In this day and age of sky-high energy bills, people try to save on utility costs any way they can. One of the ways to do so is easy to overlook; a hot water tank timer, because hot water heaters are most likely kept out of sight, and out of mind.
A Hidden Waste
Most homes are built with the hot water heater in a closet, out in the garage, or tucked away neatly in a utility or laundry room. Thinking about something like a hot water tank timer could be the last thing someone would target as one more way to pinch a little off utility expenditures.
Remembering to program the thermostat for the air conditioning unit or flipping the switch off of lights is a lot easier. These things are right there in our face, so to speak. But to remember an appliance you rarely ever see unless it goes on the blink, well, that is another story.
Ironically, one of the biggest energy eaters in the home is the hot water heater; responsible for up to 40 percent of electricity costs. Hot water heaters powered by gas provide the most efficient, economically sound method of getting water hot, but many households hot water comes from electric-powered tanks. No easily accessible switch to turn them off and on as you would do a light is available. And so here is where the hot water tank timer comes in.
Heat Water Only When Needed
Most people do not use their hot water heaters all day long. Usage comes mainly in the mornings when people are getting ready for the day with activities like cooking breakfast, shaving, and showering, bathing, and in the evenings when they are doing those same things. Installing a hot water tank timer that only comes on at these peak-usage times and then shuts the heat off for the rest of the day makes good sense that reverberates all the way down to the pocketbook.
You can get a hot water tank timer at most full-service hardware store or home improvement stores very reasonably. Basic units start at around $30, and you can get fancier models that go for a little more than that. The costlier units turn off and on at shorter intervals so that water does not cool completely and doesn’t take the 15 or 20 minutes to heat up like it would with a basic unit that does stay off long enough for the water to completely cool down.
Break Down and Pay for a Pro

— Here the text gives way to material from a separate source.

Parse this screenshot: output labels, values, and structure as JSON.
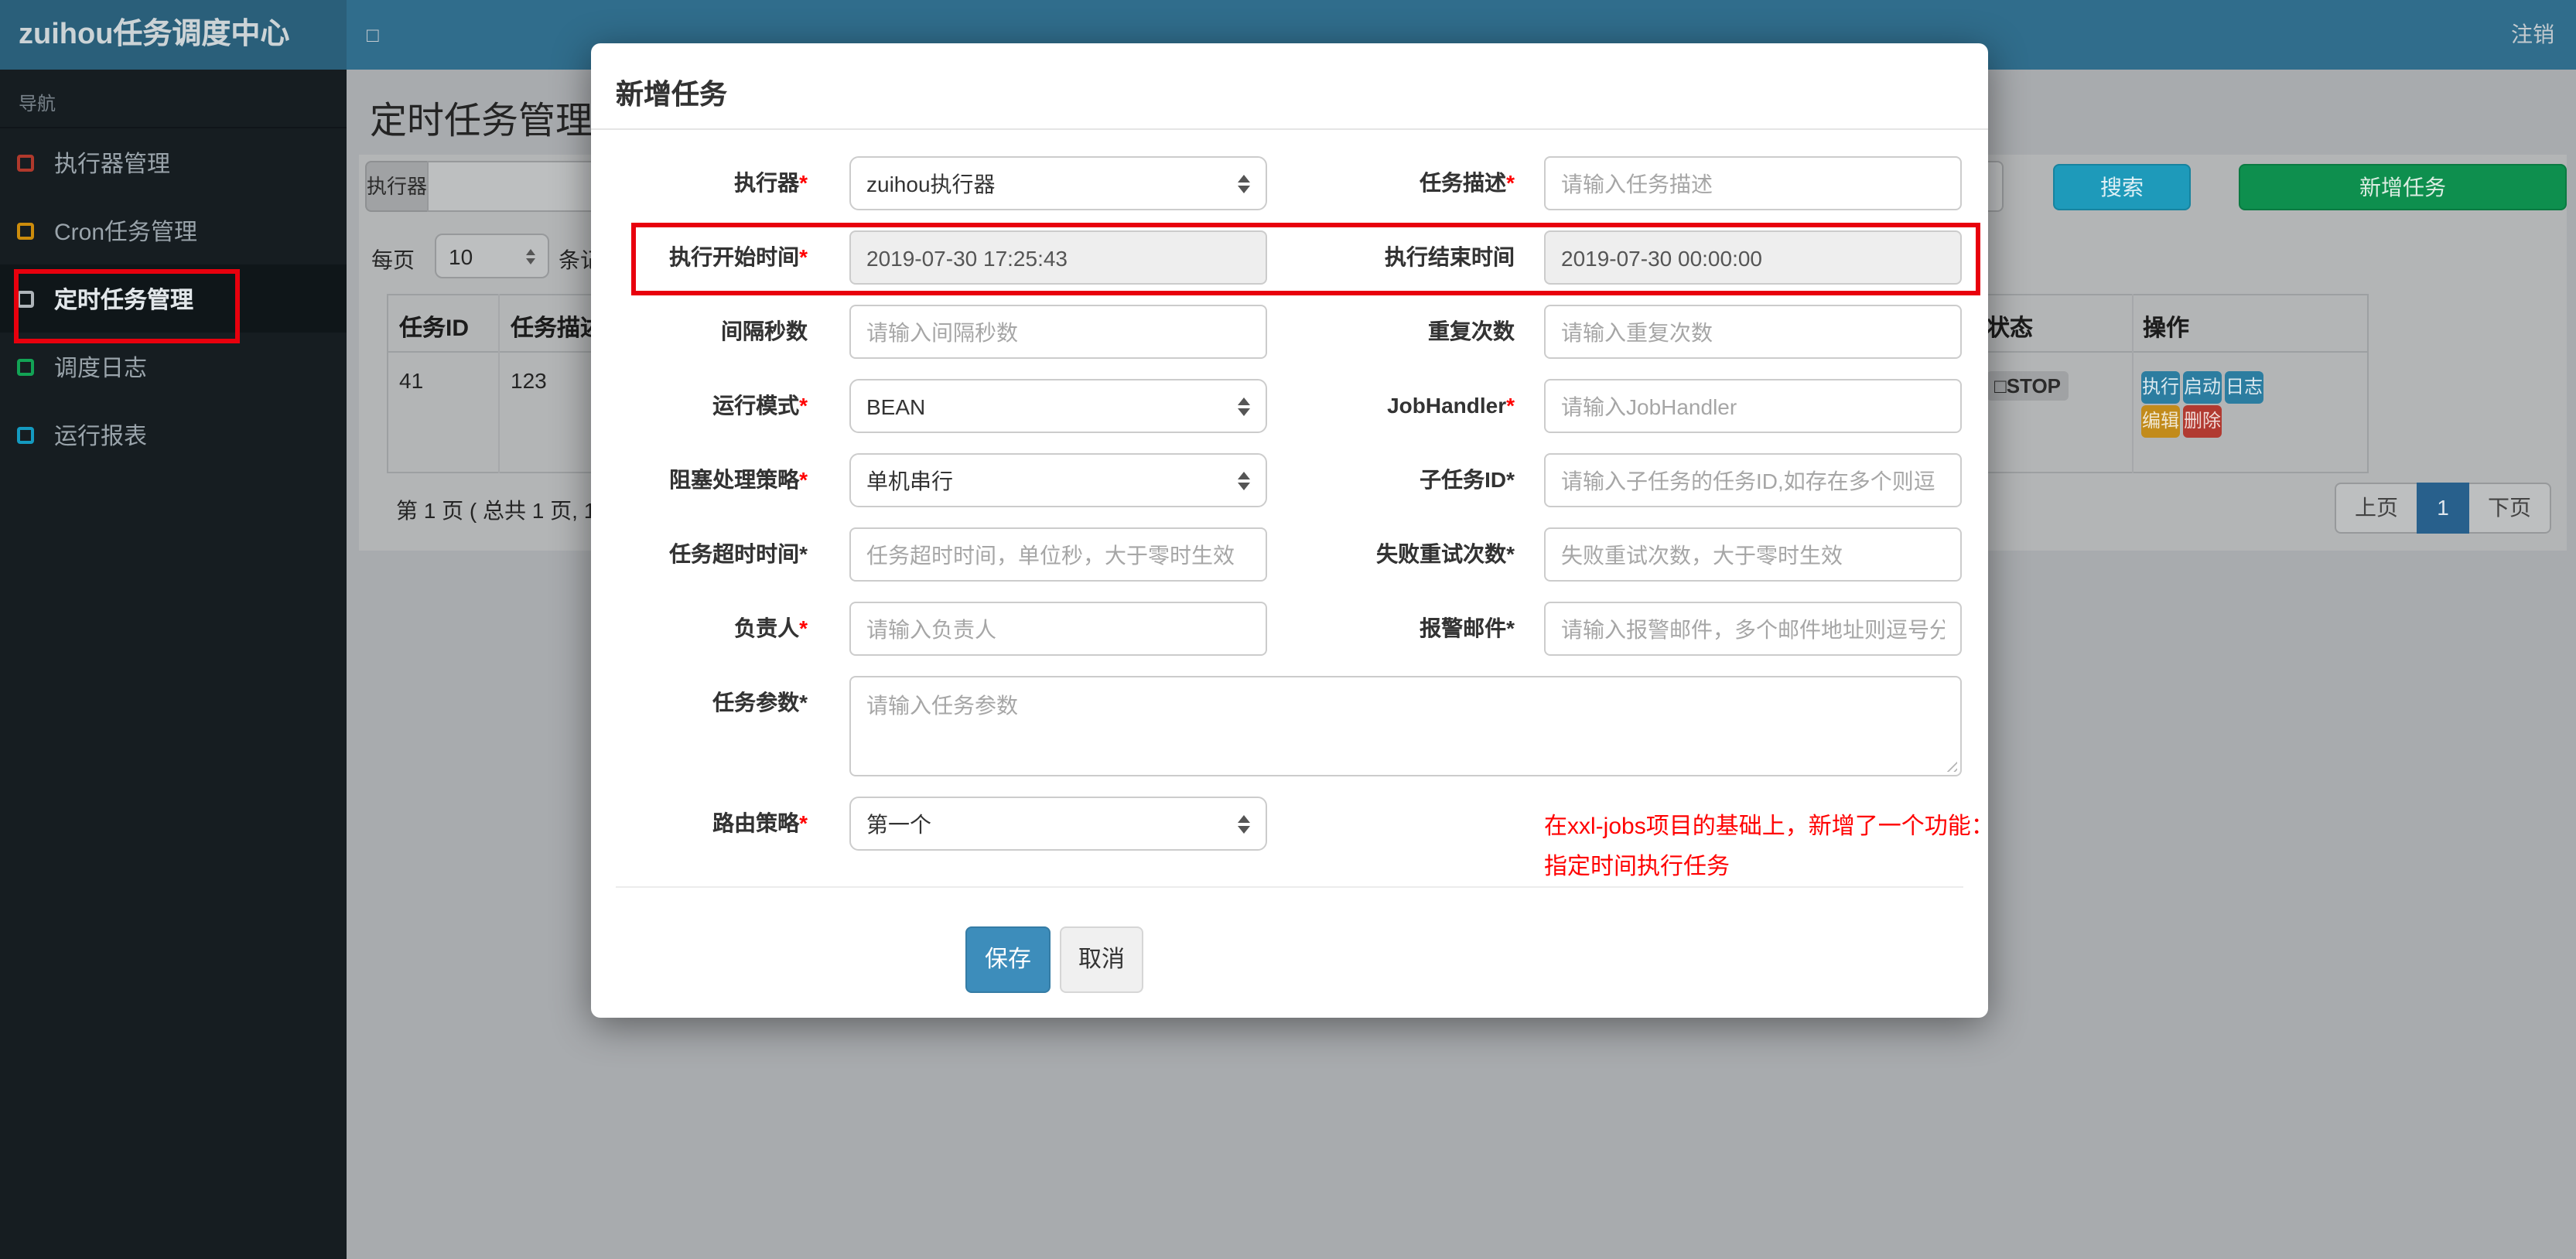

A hot water tank timer can be installed yourself, but if you are not handy at that type of thing, you may be better off going ahead and hiring a professional electrician to install it for you. This will cost probably a couple times the price of the unit itself, but then you can be assured the timer has been installed correctly.
You wont be able to retire early by installing a hot water tank timer, but you will save significantly on your electric bill. After only a few months of use, this gadget will more than pay for itself. And then, if you do other things like turning down the thermostat so that your water heats up to no hotter than about 120 degrees, you will save even more (and be less likely to scald yourself, to boot!). So the moral of this story is: spend a little and, over time, save a lot.